Researchers at the Oak Ridge National Laboratory have used a new microscopy technique to get perhaps the best glimpse yet of this tiny, fascinating world, observing electrochemical processes in batteries in real time at nanoscale resolution.
As described in a study published in Chemical Communications, the ORNL scientists are studying an enigmatic phenomenon in lithium-ion batteries called the solid electrolyte interphase, or SEI, a nanometer-scale film that forms on a battery’s negative electrode due to electrolyte decomposition. The SEI plays a key role in controlling battery functionality, but even after three decades of research, details of the SEI’s dynamics, structure and chemistry during electrochemical cycling are still debated.
Researchers typically study the SEI through “post-mortem” methods, in which a cycled battery is disassembled, dried and analyzed. This new in situ method is far superior, providing an image of the electrochemical reaction products as they form. The technique is able to image the formation of crystalline particles one billionth of a meter in size.
The ORNL researchers formed a miniature electrochemical cell by enclosing battery electrolyte between two transparent “windows,” which seal the volatile electrolyte from the microscope’s vacuum environment and allow the electron beam to pass through the liquid. To reproduce a battery charging cycle, they applied a potential at the working electrode and monitored the resulting changes in current.
“As we started to sweep the potential, we didn’t initially observe anything,” said lead author Robert Sacci. “Then we started seeing shadows – presumably polymeric SEI – forming into a dendritic pattern. It looks like a snowflake forming from the electrode.”
“Tailoring the SEI’s structure and chemistry to maximize battery capabilities appears to be a delicate balancing act,” said ORNL staff scientist Raymond Unocic. “When you cycle a real battery, the interphase structure can form, break, and reform again, depending on how thick the layer grows, so we need to look at improving its structural stability.
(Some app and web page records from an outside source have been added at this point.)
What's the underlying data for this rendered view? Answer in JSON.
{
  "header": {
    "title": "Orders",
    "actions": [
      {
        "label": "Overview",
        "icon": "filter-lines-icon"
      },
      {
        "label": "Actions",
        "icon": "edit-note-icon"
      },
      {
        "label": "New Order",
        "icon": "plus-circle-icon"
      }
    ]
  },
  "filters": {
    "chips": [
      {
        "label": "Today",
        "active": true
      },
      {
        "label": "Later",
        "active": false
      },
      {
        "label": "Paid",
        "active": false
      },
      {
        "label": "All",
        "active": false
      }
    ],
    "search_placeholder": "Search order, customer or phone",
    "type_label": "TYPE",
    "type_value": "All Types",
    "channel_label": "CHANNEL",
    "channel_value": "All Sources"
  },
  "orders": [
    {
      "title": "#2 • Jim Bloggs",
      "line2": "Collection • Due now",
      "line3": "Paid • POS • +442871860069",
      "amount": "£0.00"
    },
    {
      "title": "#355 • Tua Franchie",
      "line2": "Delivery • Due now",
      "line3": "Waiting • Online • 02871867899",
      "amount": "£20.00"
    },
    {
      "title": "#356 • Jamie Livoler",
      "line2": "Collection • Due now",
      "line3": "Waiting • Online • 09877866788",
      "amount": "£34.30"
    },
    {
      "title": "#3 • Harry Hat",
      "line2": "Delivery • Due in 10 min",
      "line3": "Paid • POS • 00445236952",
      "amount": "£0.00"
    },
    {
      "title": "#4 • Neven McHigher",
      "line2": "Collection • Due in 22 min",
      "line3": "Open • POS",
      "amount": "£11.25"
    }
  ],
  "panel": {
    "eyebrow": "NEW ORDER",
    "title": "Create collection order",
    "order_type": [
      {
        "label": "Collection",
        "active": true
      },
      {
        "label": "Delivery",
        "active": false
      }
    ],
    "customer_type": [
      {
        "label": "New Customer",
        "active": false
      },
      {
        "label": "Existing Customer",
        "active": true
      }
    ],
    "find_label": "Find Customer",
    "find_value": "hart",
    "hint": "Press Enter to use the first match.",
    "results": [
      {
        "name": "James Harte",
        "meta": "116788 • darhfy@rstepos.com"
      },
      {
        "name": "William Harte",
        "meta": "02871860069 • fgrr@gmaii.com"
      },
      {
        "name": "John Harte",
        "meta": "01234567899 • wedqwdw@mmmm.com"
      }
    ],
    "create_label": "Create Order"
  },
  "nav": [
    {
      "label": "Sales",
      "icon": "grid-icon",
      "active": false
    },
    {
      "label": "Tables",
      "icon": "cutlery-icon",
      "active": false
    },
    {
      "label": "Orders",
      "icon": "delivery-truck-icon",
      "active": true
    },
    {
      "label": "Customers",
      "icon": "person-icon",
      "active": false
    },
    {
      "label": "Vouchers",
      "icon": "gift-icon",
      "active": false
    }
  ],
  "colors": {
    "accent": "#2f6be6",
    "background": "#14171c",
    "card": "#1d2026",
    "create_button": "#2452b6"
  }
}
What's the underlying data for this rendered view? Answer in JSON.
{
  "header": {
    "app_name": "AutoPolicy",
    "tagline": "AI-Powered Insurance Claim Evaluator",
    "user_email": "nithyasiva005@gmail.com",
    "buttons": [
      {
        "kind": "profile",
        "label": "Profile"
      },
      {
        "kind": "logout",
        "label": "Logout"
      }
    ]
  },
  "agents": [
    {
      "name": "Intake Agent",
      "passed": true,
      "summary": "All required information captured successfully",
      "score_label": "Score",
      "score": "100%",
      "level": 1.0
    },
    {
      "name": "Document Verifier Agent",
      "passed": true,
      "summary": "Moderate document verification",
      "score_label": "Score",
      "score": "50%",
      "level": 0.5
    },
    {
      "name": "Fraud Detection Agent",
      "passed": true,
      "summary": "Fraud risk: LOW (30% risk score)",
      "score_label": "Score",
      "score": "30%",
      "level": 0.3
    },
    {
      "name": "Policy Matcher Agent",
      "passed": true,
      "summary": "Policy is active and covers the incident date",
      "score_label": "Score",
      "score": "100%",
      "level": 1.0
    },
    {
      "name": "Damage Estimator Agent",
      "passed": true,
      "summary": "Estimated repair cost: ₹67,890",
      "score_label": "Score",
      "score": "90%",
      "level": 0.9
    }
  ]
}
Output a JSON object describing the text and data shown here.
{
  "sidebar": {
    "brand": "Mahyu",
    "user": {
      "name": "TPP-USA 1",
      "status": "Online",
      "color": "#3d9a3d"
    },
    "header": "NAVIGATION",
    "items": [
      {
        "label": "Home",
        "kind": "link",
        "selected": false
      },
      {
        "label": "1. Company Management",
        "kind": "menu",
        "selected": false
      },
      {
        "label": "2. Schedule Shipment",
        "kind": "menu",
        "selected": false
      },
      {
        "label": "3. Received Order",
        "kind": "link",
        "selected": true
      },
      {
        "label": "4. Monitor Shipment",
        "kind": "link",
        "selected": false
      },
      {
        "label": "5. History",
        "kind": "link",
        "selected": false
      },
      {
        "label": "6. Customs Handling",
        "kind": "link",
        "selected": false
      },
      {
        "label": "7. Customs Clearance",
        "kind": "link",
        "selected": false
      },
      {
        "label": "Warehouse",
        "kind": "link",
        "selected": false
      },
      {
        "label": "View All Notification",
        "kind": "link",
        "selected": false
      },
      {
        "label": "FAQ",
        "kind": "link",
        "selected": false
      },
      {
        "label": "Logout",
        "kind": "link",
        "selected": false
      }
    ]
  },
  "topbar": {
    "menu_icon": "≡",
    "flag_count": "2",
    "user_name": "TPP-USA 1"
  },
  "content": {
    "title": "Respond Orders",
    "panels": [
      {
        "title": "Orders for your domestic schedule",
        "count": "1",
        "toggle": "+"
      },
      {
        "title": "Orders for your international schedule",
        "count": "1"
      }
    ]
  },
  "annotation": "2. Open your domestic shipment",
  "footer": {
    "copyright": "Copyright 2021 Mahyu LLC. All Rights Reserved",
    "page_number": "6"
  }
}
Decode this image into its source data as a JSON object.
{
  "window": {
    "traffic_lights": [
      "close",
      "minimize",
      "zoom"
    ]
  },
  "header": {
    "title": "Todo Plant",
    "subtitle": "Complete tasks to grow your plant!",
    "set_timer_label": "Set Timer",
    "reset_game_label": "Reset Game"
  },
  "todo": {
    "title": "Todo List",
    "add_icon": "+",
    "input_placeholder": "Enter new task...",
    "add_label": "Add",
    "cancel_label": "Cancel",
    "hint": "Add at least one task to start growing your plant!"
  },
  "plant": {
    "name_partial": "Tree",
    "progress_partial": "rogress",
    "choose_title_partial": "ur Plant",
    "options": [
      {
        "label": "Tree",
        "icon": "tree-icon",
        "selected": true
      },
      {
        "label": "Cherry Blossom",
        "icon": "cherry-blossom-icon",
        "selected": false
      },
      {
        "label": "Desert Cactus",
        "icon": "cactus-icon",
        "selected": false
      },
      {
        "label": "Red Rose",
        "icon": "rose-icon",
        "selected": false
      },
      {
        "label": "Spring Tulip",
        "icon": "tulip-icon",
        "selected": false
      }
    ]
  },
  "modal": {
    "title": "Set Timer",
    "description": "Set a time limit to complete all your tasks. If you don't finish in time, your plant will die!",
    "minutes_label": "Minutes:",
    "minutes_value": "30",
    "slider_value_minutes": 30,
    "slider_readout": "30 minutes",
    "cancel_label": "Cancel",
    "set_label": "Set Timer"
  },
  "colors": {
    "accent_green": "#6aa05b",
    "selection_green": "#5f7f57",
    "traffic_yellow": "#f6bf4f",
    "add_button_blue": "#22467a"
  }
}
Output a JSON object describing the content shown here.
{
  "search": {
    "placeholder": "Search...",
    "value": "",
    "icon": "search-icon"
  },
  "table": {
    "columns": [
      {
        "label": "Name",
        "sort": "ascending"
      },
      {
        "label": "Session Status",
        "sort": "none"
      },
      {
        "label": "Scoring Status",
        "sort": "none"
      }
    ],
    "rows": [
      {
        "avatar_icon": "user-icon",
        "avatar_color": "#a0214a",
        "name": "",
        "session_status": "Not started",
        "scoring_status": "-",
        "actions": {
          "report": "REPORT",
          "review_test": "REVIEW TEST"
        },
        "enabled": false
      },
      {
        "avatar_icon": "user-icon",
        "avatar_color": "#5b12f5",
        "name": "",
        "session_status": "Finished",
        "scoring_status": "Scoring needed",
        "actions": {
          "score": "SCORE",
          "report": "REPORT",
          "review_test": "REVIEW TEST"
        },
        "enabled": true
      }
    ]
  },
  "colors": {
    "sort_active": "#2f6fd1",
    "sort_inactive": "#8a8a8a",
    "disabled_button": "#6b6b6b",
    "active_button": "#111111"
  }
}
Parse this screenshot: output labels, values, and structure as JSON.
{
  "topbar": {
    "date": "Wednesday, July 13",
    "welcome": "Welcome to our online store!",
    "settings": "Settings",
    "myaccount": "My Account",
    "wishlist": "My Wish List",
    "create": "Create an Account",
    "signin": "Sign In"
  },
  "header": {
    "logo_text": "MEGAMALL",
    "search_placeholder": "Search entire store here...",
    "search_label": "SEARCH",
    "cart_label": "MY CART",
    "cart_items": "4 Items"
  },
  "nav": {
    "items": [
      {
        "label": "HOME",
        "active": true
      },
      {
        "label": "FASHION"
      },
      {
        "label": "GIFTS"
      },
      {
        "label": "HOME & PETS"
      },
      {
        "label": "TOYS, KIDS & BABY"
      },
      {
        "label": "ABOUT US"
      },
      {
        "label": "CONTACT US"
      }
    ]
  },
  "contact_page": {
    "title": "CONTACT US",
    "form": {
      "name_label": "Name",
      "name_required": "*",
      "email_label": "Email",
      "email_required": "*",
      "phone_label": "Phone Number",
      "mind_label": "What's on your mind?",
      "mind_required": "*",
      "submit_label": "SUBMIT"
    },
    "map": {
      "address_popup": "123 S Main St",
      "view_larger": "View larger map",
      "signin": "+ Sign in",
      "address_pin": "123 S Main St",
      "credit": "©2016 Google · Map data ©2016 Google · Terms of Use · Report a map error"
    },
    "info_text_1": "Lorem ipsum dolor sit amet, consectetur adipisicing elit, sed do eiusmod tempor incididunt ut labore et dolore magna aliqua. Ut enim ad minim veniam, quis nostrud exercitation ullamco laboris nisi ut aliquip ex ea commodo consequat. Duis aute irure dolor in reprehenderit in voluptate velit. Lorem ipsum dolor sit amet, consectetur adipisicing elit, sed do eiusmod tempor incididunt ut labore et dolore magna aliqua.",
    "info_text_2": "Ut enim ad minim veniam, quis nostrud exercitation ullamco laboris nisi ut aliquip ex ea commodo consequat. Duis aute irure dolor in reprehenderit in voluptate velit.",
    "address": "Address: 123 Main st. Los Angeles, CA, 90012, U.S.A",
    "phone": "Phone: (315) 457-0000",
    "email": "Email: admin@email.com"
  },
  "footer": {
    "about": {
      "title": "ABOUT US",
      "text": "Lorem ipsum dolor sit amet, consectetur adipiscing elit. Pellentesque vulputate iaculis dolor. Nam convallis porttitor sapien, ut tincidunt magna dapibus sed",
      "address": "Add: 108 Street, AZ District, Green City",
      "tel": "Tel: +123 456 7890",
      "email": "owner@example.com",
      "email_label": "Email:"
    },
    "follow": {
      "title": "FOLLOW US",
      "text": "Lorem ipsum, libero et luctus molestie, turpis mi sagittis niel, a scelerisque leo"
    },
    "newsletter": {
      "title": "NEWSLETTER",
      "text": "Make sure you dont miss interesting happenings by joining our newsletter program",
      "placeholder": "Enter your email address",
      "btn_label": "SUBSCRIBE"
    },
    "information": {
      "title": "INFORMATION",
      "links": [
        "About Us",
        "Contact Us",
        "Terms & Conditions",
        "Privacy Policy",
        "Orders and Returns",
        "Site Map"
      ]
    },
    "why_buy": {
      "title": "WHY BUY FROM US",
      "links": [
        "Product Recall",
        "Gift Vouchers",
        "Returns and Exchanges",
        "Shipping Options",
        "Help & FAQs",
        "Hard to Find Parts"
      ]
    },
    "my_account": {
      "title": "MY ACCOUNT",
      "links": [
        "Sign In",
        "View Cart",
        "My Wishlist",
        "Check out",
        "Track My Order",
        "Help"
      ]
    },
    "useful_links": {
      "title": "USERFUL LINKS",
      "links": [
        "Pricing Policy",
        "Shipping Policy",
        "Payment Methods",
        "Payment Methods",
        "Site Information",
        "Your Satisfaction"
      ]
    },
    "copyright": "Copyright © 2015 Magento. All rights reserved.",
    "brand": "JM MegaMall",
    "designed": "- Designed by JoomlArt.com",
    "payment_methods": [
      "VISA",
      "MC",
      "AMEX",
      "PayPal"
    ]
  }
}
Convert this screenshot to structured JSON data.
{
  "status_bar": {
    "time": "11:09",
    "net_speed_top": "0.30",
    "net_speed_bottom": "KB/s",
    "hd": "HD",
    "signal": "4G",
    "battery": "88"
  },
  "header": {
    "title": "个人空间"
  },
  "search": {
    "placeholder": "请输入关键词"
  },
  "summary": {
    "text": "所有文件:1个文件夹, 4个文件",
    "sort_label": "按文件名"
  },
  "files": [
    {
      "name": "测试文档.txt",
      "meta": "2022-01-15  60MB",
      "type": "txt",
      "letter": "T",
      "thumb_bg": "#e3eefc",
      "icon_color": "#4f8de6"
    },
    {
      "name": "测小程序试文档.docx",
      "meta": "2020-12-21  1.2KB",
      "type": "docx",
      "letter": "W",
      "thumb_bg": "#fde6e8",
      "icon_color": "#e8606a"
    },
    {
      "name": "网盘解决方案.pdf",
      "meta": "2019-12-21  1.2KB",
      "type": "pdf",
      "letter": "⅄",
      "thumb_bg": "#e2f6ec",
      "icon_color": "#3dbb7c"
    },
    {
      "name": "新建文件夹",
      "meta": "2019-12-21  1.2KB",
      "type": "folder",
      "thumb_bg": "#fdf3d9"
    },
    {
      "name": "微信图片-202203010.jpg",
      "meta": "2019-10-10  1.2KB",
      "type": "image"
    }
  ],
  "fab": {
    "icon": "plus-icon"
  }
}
But at the same time, we have to think about making the interphase more efficient for lithium ion transport. This study brings us one step closer to understanding SEI formation and growth.”
Source: Oak Ridge National Laboratory